**RECORDS PROVIDED**
————————

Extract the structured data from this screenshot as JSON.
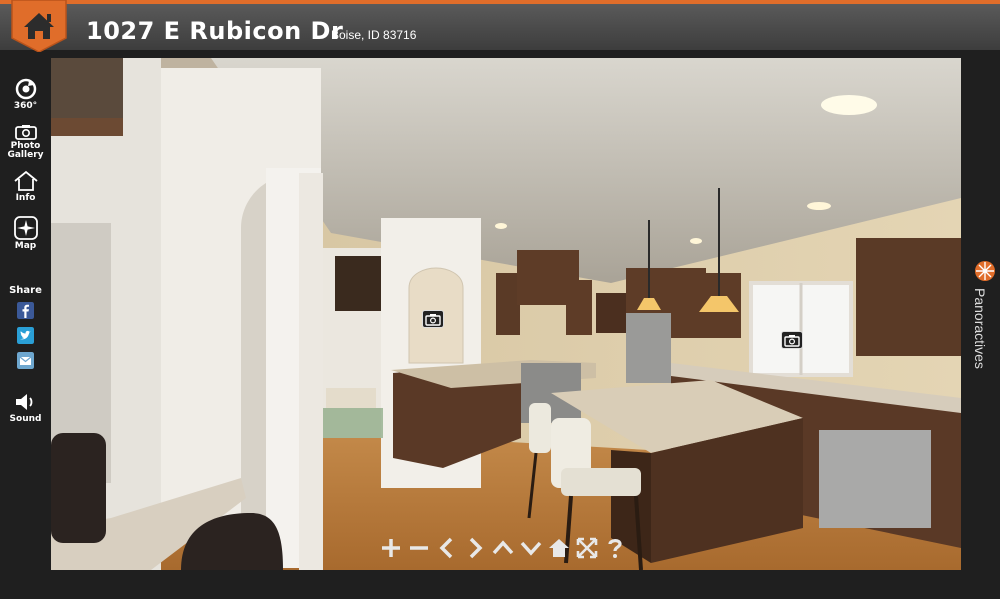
{
  "header": {
    "address": "1027 E Rubicon Dr",
    "city_line": "Boise, ID 83716"
  },
  "sidebar": {
    "items": [
      {
        "label": "360°",
        "icon": "360-icon"
      },
      {
        "label": "Photo\nGallery",
        "icon": "camera-icon"
      },
      {
        "label": "Info",
        "icon": "house-icon"
      },
      {
        "label": "Map",
        "icon": "compass-icon"
      }
    ],
    "share_label": "Share",
    "share_buttons": [
      "facebook-icon",
      "twitter-icon",
      "email-icon"
    ],
    "sound_label": "Sound"
  },
  "viewer": {
    "controls": [
      "zoom-in-icon",
      "zoom-out-icon",
      "pan-left-icon",
      "pan-right-icon",
      "pan-up-icon",
      "pan-down-icon",
      "home-icon",
      "fullscreen-icon",
      "help-icon"
    ]
  },
  "brand": {
    "name": "Panoractives"
  },
  "colors": {
    "accent": "#e06d2a",
    "header": "#4a4a4a",
    "background": "#1f1f1f"
  }
}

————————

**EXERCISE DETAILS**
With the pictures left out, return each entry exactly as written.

**TASK OUTPUT**
Extract the structured data from this screenshot as JSON.
{
  "header": {
    "address": "1027 E Rubicon Dr",
    "city_line": "Boise, ID 83716"
  },
  "sidebar": {
    "items": [
      {
        "label": "360°",
        "icon": "360-icon"
      },
      {
        "label": "Photo\nGallery",
        "icon": "camera-icon"
      },
      {
        "label": "Info",
        "icon": "house-icon"
      },
      {
        "label": "Map",
        "icon": "compass-icon"
      }
    ],
    "share_label": "Share",
    "share_buttons": [
      "facebook-icon",
      "twitter-icon",
      "email-icon"
    ],
    "sound_label": "Sound"
  },
  "viewer": {
    "controls": [
      "zoom-in-icon",
      "zoom-out-icon",
      "pan-left-icon",
      "pan-right-icon",
      "pan-up-icon",
      "pan-down-icon",
      "home-icon",
      "fullscreen-icon",
      "help-icon"
    ]
  },
  "brand": {
    "name": "Panoractives"
  },
  "colors": {
    "accent": "#e06d2a",
    "header": "#4a4a4a",
    "background": "#1f1f1f"
  }
}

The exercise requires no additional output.